When someone says they work in the dairy industry, what comes to mind? That they’re out milking cows and feeding calves every day? Or maybe they’re out in the field planting crops. While that it is the case for many, there is an incredible variety of careers off the farm.
June is Dairy month, and I am here to show you how many different ways that men and women are dedicated to making the dairy industry an incredible place. Here is my interview with Emily Caldwell, East Coast Editor with Progressive Dairyman
magazine, who is dedicated to dairy through the power of communications.
Q1. Introduce yourself!
I’m Emily Caldwell. I’m from a dairy farm in Beaver Falls, Pennsylvania. I’m the East Coast Editor with Progressive Dairyman magazine. The company is based in Idaho, and I work remotely from PA.
Q2. How are you dedicated to dairy?

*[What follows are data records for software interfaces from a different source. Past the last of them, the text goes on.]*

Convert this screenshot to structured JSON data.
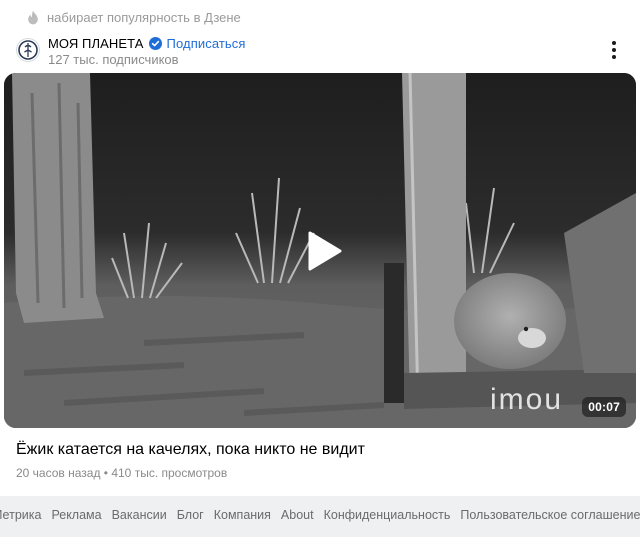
{
  "card": {
    "trending_text": "набирает популярность в Дзене",
    "channel": {
      "name": "МОЯ ПЛАНЕТА",
      "subscribe_label": "Подписаться",
      "subscribers": "127 тыс. подписчиков"
    },
    "video": {
      "watermark": "imou",
      "duration": "00:07"
    },
    "title": "Ёжик катается на качелях, пока никто не видит",
    "meta": "20 часов назад • 410 тыс. просмотров"
  },
  "footer": {
    "links": [
      "Метрика",
      "Реклама",
      "Вакансии",
      "Блог",
      "Компания",
      "About",
      "Конфиденциальность",
      "Пользовательское соглашение"
    ]
  },
  "colors": {
    "subscribe_link": "#1e6dd8",
    "verified_badge": "#1e6dd8",
    "footer_bg": "#eef0f2"
  }
}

I write about the dairy industry! I also enjoy being involved in dairy-related activities, such as the Penn State Dairymen’s Club and serving as a volunteer for the All-American Dairy Show. I was recently a participant of Holstein Foundation’s Young Dairy Leaders Institute, where I received media and leadership training for the purpose of being a better dairy advocate.

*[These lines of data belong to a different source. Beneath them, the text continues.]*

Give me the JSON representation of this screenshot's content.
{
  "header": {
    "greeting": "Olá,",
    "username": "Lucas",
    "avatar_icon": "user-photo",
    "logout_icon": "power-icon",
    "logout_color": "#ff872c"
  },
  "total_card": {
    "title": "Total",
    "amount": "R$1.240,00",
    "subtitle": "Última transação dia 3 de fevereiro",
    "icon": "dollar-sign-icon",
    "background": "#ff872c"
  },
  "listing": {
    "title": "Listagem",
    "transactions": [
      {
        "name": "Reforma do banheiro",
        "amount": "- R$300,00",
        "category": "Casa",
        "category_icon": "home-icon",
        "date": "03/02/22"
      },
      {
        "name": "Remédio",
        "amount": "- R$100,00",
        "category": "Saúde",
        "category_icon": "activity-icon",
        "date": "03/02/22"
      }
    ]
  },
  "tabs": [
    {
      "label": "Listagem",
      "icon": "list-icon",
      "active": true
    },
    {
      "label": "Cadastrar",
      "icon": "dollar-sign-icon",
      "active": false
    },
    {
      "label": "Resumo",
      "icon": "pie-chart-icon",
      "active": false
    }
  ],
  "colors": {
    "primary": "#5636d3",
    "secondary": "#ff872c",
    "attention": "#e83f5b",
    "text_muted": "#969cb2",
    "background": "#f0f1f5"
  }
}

Q3. Tell us a little bit about your average day in the industry – are there any challenges you face?
I typically travel once or twice a month to cover a conference or interview a farmer. When I’m in the office, I’m usually conducting phone interviews, writing articles and editing submissions from industry contributors. PD has a team of editors, and each editor is responsible for certain topic areas. Some of mine include calf and heifer raising, milk quality and women in dairy. Our team meets twice a month via conference calls and in person twice a year. We share ideas, pass along story leads and divvy up conferences and events to attend.
There’s never a lack of ideas to write about – it’s just a matter of lack of time! So one of my biggest challenges in this career is deadlines, particularly when a print deadline hits at the same time as our e-newsletter deadlines. Luckily, we have a great team and everyone is willing to pitch in to help get an issue done or write content for the e-newsletter.
Q4. What do you like most about your career?
What I like most is that I’m always learning something new. In the topic areas I cover, there is always new research being done and new products being developed to help dairy producers. I feel like I’m doing something different every day.
Q5. What’s your favorite story/article that you’ve ever written?
I most enjoy writing feature stories about dairy producers. I like being able to visit a farm, talk with the producer and find out what it is about their operation or the dairy industry that makes them proud. My favorite piece was about an Indiana dairywoman who battled cancer. She unfortunately lost that battle and passed away in January 2013, but her incredible story of moving to the U.S. from the Netherlands and starting a dairy continues to inspire people.
Q6. If you could tell the public one thing about your involvement in the dairy industry, what would it be?
I think I’d most like to tell the public to not be afraid to ask questions and do their research about agriculture. I have discovered that you learn a lot more by not being afraid to ask the “dumb” questions and starting with the basics than by making assumptions. On the dairy side, I don’t think it is our job to force-feed that information. We just need to be open to having conversations and sharing our story.